First of all, the phone is incredibly fast. It has a quad core processor and one GB of RAM. But we already knew that about the phone. What I was really surprised by was 1) the OS. It is quite close to stock Android. Yes, there is a bit of modification here and there, but it is nothing compared to what it was on the A72 and coming from a AOSP build of Jellybean on the SGS, I felt instantly at home. 2) The battery life is spectacular. Even with both SIMs on (one is a 3G SIM) and GPS on all the time, it easily lasted a day for me on a single charge. There is the downside that the battery also takes a long time to get to a full charge, but I can live with that a lot better compared to a battery that charges and drains quickly.
The significant downer is the camera. It is 8MP, as advertised, but the sensor is pretty mediocre and it produces mediocre photos. Thankfully, I don’t click a lot with my phone these days, so it is not a big problem for me.
Which brings us to the interesting angle on the price point of Android devices. When I picked up the A72, it cost me a good Rs. 7000. Phones that were in the similar spec used to cost close to Rs 14,000 a year before that. The A72 now retails close to Rs 5000. The A116 cost me less than Rs. 15000. Most of the quad core phones with that much RAM on it will still cost well in excess of Rs 25,000 even now. The point being, the quality of the Android experience is improving systematically across the price range, especially towards the lower end.

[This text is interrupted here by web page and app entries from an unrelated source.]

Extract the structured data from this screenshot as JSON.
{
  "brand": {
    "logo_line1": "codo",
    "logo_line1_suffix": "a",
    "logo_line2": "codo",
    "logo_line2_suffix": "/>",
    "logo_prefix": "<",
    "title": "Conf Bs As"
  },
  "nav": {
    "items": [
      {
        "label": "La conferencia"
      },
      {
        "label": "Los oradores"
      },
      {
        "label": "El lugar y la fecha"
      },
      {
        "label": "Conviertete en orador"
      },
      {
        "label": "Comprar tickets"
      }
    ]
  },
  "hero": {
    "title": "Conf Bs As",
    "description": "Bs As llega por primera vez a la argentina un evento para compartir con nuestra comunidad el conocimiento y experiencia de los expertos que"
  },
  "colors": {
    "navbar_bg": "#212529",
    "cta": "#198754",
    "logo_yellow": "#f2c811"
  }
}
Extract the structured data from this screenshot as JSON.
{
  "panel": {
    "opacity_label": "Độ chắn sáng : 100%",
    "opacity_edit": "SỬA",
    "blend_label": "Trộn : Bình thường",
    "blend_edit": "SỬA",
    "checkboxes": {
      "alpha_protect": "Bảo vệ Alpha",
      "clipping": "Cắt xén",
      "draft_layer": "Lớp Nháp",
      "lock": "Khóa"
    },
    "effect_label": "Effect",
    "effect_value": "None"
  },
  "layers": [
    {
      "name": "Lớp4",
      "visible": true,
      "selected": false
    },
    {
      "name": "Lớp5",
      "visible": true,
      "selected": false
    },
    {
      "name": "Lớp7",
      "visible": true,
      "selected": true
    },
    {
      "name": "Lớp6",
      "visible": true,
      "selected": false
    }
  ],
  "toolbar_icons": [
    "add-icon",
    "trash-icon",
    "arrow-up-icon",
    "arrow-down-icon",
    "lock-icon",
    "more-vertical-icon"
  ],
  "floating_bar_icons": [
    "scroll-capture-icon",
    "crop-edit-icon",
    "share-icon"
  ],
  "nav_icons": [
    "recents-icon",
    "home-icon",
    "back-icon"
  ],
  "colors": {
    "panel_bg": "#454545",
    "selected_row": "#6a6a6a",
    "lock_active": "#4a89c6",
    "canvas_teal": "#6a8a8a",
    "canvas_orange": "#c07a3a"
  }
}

In two or three years we can’t make the distinction much between smartphones and feature phones as feature phones will be lower spec smart phones than the dumb phones we are used to these days.
Why would a cable network company need over Rs. 870 crore in investments in one go? That’s the question that comes to mind If you look at the $110 million raised from Goldman Sachs and $50 million through a QIP by Den Networks Ltd. The obvious answer would seem that the company wants to get into the DTH game. The DTH license is not cheap by any means and add transponder costs, costs for the technology platform and setting up a proper sales/distribution/service network all will cost a lot of money. From that perspective, the money makes sense, especially if the company is still structured in a manner that keeps the Indian promoters above the 51% holding limit.
From the business side, DTH makes more sense than cable. Negotiating right of way in each state in India is one of the most horrible things you can get yourself into. Every big cable network has a local fixer who is there to handle this part alone and god help you if you don’t have the blessings of the local powers-to-be. Moreover, in rural India, DTH is the undisputed king. In 2012, at a place called Pang (on the Manali – Leh highway), which had little power or life beyond the camps for the tourist and the army TCP, we still found a small shop with a television set hooked up to a DTH set up. Rural India is now dotted with the little mushroom-like dishes and while mobile has been our loud revolution, DTH has been the quiet one.
It is no wonder that DEN would want a bite of that, especially as the competition is loaded with debt and still bleeding money. Of the others, both Tata Sky and Videocon D2H are said to be looking for an IPO in India this year. That, along with the government’s push towards digitization will mean that DEN, as an already listed entity, can stand to reap a good harvest both in the DTH marketplace and in the markets.